“Within These Walls,” showcases 200 years of American history as seen from the doorstep of one house that stood from Colonial days through the mid-1960s in Ipswich, Mass. This 4,200-square-foot exhibition highlights five ordinary families whose lives within the walls of the house became part of the great changes and events of the nation’s past.
[In addition,] The largest artifact in the museum, the Georgian-style, 2 ½ – story timber-framed house was built in the 1760s, just 30 miles north of Boston and stood at 16 Elm Street until 1963 when efforts by Ipswich citizens saved it from destruction. Inside this house, American colonists created a new genteel lifestyle, patriots set out to fight the Revolution, and an African American struggled for freedom. Neighbors came together to end slavery, immigrants made a new home and earned a livelihood, and a woman and her grandson served on the home front during World War II. First opened in 2001, the exhibition is being updated in 2017-18 to reflect new research, including insights about the former enslaved man originally known only as Chance. This research will add to the understanding of slavery and liberty in Revolutionary-era New England.

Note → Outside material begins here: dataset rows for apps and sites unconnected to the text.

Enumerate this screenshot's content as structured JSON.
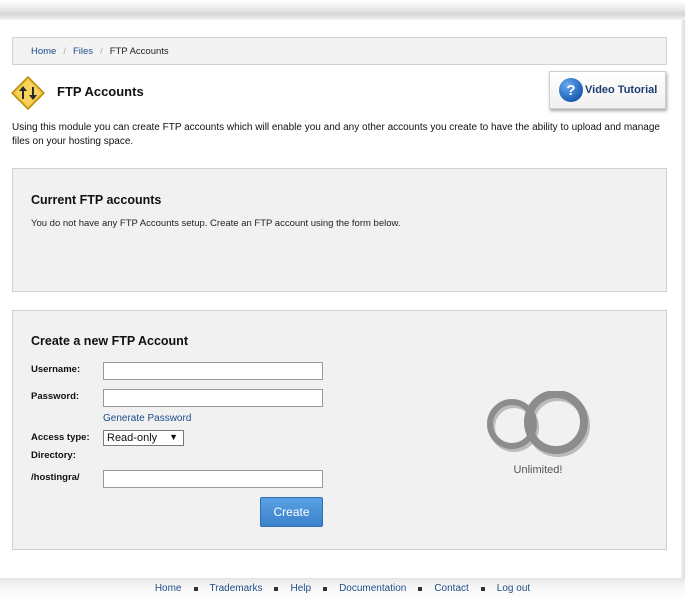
{
  "breadcrumb": {
    "home": "Home",
    "files": "Files",
    "current": "FTP Accounts"
  },
  "header": {
    "title": "FTP Accounts",
    "video_tutorial_label": "Video Tutorial",
    "video_icon_glyph": "?",
    "title_icon": "ftp-transfer-icon"
  },
  "intro_text": "Using this module you can create FTP accounts which will enable you and any other accounts you create to have the ability to upload and manage files on your hosting space.",
  "current_accounts": {
    "heading": "Current FTP accounts",
    "message": "You do not have any FTP Accounts setup. Create an FTP account using the form below."
  },
  "create_form": {
    "heading": "Create a new FTP Account",
    "username_label": "Username:",
    "username_value": "",
    "password_label": "Password:",
    "password_value": "",
    "generate_password_label": "Generate Password",
    "access_type_label": "Access type:",
    "access_type_value": "Read-only",
    "directory_label": "Directory:",
    "directory_prefix": "/hostingra/",
    "directory_value": "",
    "create_button_label": "Create",
    "unlimited_text": "Unlimited!"
  },
  "footer": {
    "links": [
      "Home",
      "Trademarks",
      "Help",
      "Documentation",
      "Contact",
      "Log out"
    ]
  },
  "colors": {
    "link": "#1d4e89",
    "button": "#3b82cc",
    "panel_bg": "#f1f1f1"
  }
}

“Common Ground: Our American Garden”
Opens June 28
Second Floor, Terrace
The museum’s Terrace Gardens, which extend around the perimeter of the building, will feature “Common Ground: Our American Garden.” Smithsonian Gardens staff will share stories of memory, healing, discovery and ingenuity. These gardens include plants that were found here, brought from other countries or passed down by seed or shared with neighbors. Through this living exhibition, Smithsonian Gardens helps visitors see the impact of people and their plants on the American landscape.
“Wallace H. Coulter Unity Square”
The Greensboro Lunch Counter
The “whites only” Greensboro Lunch Counter where four African American students sat beginning Feb. 1, 1960, at the Woolworth’s store in Greensboro, N.C., will be the centerpiece of Unity Square. Their request for service was refused, and the students remained seated in protest, beginning a six-month protest and boycott. The counter was desegregated that July and the sit-in was a watershed moment in the civil rights struggle. The lunch counter will feature a “magic mirror” that will transform into a video screen featuring a History Channel film with archival footage.
Visitors to the space can engage with several hands-on experience stations, designed to inspire the public to actively engage in American civic life. The activities will address the themes of the signature exhibitions and bring to life the interplay and participation necessary for a healthy democracy. [In fact,] each station can engage multiple visitors in a game-like activity that promotes conversation and discussion as well as a way to reflect upon democracy through each individual’s personal perspective. Source: (“Grand Opening Week: Experience The Nation We Build Together”, 2017)
Grand Opening Week: Experience The Nation We Build Together. (2017). National Museum of American History. Retrieved 11 July 2017, from http://americanhistory.si.edu/press/releases/June-2017